In the Aug. 3, 2020 issue of Airline Weekly, we’ll take an in-depth look at the U.S. airline industry’s second-quarter results. It’s not pretty. As we all know now, the quarter started terribly, with a ghastly April. Airlines were hopeful that travel would start to recover over the summer, and it did start to rebound in May and June. Then the coronavirus began rampaging in parts of the country that had been relatively unscathed, including the all-important leisure market of Florida.
So what’s in store this autumn? Brett “The Cranky Flier” Snyder, who will be a guest on our Mon., Aug. 3 livestream, answered with an expletive. We don’t have a crystal ball, but we tend to agree. Throughput at Transportation Security Administration (TSA) checkpoints appears to have plateaued. It rose through May and June, but the last two weeks have seen the first week-over-week declines since the pandemic started.

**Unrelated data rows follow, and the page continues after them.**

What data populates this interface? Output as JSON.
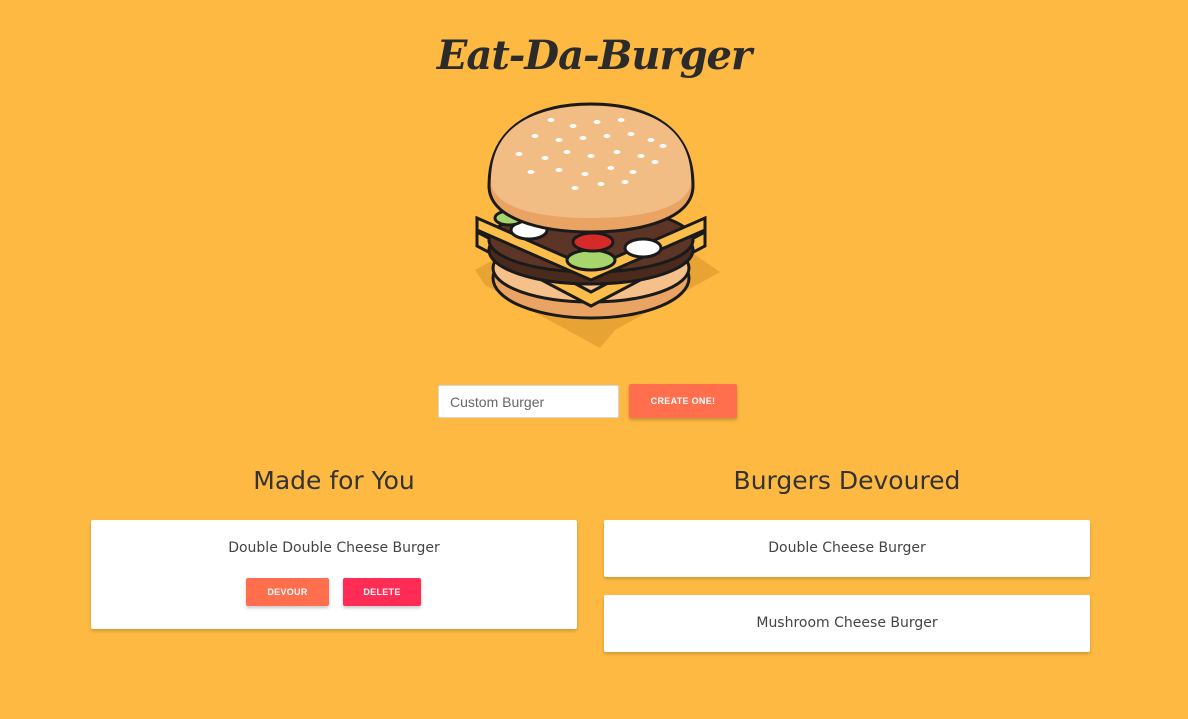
{
  "header": {
    "title": "Eat-Da-Burger"
  },
  "form": {
    "placeholder": "Custom Burger",
    "create_label": "Create One!"
  },
  "made_for_you": {
    "title": "Made for You",
    "items": [
      {
        "name": "Double Double Cheese Burger",
        "devour_label": "Devour",
        "delete_label": "Delete"
      }
    ]
  },
  "devoured": {
    "title": "Burgers Devoured",
    "items": [
      {
        "name": "Double Cheese Burger"
      },
      {
        "name": "Mushroom Cheese Burger"
      }
    ]
  },
  "colors": {
    "background": "#fdb942",
    "create_button": "#ff6f4e",
    "devour_button": "#ff6f4e",
    "delete_button": "#ff2d55"
  }
}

Airlines have signaled what they expect. Today, Delta bid goodbye to 17,000 employees — almost 20% — who opted for voluntary separation. It may still have to furlough employees after Sept. 30, when the CARES Act strictures on furloughing employees expires, CEO Ed Bastian warned. United in a memo to pilots said it may need to reduce its pilot ranks by one-third. Southwest has said it will be 25% smaller, as it expects that roughly that many employees will leave the company or take leaves of absence. And Hawaiian sent its pilots a notice that more than 200 could be furloughed.
Without more Congressional payroll support, there will be thousands of furloughs and layoffs on Oct. 1. Southwest CEO Gary Kelly has joined the chorus calling for more federal payroll support, but whether Congress has the appetite for it remains unclear today.
So one thing is clear: It will be a smaller industry in the U.S., with fewer airline employees and fewer flights. If demand starts to return, airlines say they can quickly spool back up by recalling furloughed employees or those that have taken extended leaves of absence. But if demand continues to crater, every CEO has warned that there could be even more reductions in force than originally planned.
In other words, when CEOs say the pandemic is a crisis unlike any other in the airline industry’s century of existence, they’re not wrong.